Full-shedding Wiltshire ewe prices reached new heights at the Glenbrae Wiltshire dispersal sale as farmers showed they are ready and willing to make big bids to counter the growing cost of wool, as well as reduce labour intensity. The top pen traded was 296 2-tooth ewes, which reached $530, but most top lines sold for $400-$500 per head.
The returns were pleasing for vendor Mary Taylor but it was a bittersweet occasion and the end of a very significant journey: 28 years ago, Pōrangahau farmers Taylor and her late husband Martin wanted an easier farming life. Along with son Daniel, they took the plunge into the then relatively unknown world of Wiltshire sheep, buying in cast-for-age ewes initially and building their flock to what it is today – Glenbrae Wiltshire, a full-shedding flock to be proud of.
And pride was one thing that stood out as Taylor, daughter Emma and husband Andrew Martin were pen-side to see the flock sold by PGG Wrightson at Stortford Lodge. Taylor said it was a tough decision but the right one.
“When we started the Wiltshire flock we wanted an easy-care operation and the Wiltshires just made sense. We were able to establish a full-shedding flock by 2009 and my son Daniel used to call them mini cows since they required minimal labour. I am 71 years old now, though, and it is time for the next generation to do their thing.”
A huge crowd congregated to witness the dispersal of 1050 capital stock breeding ewes, 1600 breeding ewe hoggets and 24 rams. A large number of people were there out of interest, but many were also there to actively bid as the chance to purchase from a complete capital stock flock of full-shedding Wiltshire is a very rare opportunity.
The common thread from those buyers gathered on the rails was the need to counter falling wool prices compared to the growing cost of shearing. Nearly 70 buyers registered on the day – both in person and online via bidr – and were spread from North Waikato to the South Island.
Taylor was well supported by friends and family on this bittersweet occasion, and a round of applause followed her emotional speech at the beginning of the sale.

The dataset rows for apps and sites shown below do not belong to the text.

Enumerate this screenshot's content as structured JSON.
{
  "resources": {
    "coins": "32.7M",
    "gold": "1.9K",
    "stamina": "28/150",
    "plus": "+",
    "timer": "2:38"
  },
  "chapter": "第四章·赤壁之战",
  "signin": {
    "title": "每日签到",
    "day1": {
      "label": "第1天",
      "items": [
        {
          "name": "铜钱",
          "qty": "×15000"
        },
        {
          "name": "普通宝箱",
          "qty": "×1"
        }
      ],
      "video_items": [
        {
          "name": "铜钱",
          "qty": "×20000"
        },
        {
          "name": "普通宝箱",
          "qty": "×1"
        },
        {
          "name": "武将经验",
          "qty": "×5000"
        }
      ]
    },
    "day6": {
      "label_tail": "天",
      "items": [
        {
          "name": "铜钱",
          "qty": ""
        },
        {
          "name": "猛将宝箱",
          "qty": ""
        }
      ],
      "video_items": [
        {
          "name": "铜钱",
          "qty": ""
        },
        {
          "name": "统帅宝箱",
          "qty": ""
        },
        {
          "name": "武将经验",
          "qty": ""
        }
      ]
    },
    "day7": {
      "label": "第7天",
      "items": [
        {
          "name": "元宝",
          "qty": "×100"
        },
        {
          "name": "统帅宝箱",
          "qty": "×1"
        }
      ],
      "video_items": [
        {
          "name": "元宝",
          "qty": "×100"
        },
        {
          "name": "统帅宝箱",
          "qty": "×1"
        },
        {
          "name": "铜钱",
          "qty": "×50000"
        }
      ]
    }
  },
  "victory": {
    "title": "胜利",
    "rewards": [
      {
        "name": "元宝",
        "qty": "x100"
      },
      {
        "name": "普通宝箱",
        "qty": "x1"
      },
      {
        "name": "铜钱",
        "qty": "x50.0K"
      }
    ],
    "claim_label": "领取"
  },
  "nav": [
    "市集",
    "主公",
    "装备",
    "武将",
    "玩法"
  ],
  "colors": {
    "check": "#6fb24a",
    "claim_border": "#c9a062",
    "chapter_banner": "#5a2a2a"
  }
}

From the first pen of 2-tooths to the last pen of rams, bidding was swift and plentiful at price levels common in the rostrums around New Zealand, yet rarely heard out in any sheep pens.
The main lines of 2-tooths sold for $460-$530 and four and 6-tooth ewes, $440-$500. Four- to 6-year ewes made $390-$460 and cast-for age, $310-$360. The main pens of ewe hoggets sold for $400-$490 and the balance made $150-$285. Ram hoggets returned $625-$1025 and the older rams sold for $1000-$1850. Results from this sale are hard to compare like-for-like, given that very few full dispersals such as these occur. But the high prices speak for themselves in terms of the investment potential that buyers see in them. Kim Young & Son, Ohakune, purchased the 2-tooth ewes and top pens of ewe hoggets, and farm manager Callum Tahau felt it was money well spent, saying: “We had budgeted on around $500, though the market was stronger than we anticipated.”
Tahau said they had hoped to secure at least 1000 but were very happy with the 700 bought. Kim Young & Son are predominantly produce growers but run stock on 1380ha. No shedding sheep are currently farmed, but the dispersal sale was an opportunity not to be missed as “we want to be able to cut costs and also reduce the risk of flystrike. These ewes will replace part of our Romney flock.”
The four and 6-tooth ewes were bound for North Waikato, Manawatū and Whanganui, and several North Island buyers secured lines of ewe hoggets.
This article was written by AgriHQ analyst Suz Bremner. Suz leads the AgriHQ LivestockEye team, including data collectors who are tasked with being on the ground at sale yards throughout the country. Subscribe to AgriHQ reports here.